**Your instructions**
When the string "Quarter" occurs in a line of the records, show that line.

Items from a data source
┄┄┄┄┄┄┄┄┄┄

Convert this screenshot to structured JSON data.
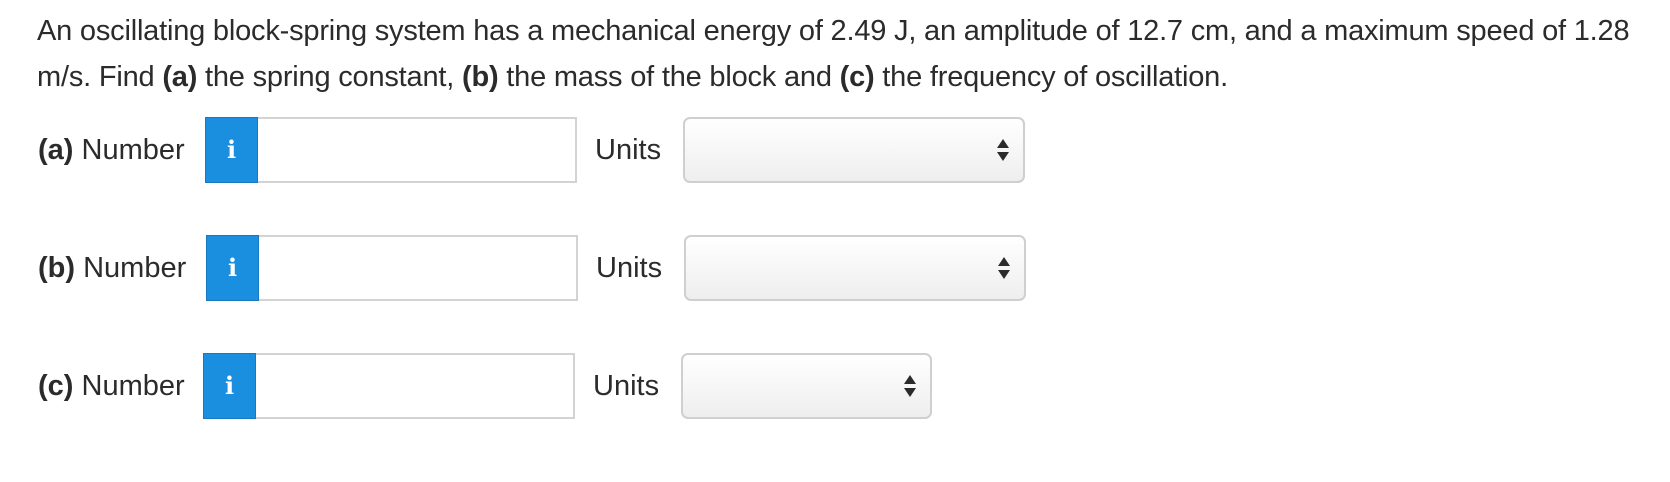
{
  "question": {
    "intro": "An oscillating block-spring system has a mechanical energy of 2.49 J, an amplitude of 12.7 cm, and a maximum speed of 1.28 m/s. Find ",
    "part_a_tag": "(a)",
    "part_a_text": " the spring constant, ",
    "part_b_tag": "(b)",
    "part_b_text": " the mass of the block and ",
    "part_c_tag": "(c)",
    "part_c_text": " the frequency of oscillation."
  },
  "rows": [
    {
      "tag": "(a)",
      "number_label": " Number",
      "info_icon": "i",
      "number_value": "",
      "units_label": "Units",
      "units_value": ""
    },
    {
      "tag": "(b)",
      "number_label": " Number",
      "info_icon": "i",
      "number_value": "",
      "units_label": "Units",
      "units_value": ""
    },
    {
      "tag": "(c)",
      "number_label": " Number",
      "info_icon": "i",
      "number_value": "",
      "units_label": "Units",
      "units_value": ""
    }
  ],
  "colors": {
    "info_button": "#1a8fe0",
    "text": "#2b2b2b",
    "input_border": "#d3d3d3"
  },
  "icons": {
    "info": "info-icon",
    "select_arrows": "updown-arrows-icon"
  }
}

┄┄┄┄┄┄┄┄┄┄

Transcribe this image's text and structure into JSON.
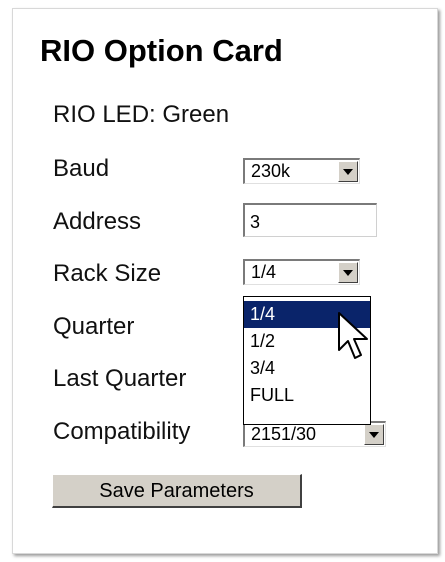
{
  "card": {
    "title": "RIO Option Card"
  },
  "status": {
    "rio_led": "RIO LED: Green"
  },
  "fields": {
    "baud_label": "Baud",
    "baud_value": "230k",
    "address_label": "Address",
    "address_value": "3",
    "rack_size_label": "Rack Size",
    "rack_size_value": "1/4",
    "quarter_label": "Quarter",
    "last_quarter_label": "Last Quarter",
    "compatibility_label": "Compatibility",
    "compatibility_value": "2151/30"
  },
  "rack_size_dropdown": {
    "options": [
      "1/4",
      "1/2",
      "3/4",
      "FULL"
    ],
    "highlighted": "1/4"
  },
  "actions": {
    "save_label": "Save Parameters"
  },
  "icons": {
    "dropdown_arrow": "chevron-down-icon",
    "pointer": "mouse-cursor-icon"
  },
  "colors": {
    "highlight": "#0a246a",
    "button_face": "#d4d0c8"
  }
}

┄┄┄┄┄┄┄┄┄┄

**Reply to the exercise**
    "quarter_label": "Quarter",
    "last_quarter_label": "Last Quarter",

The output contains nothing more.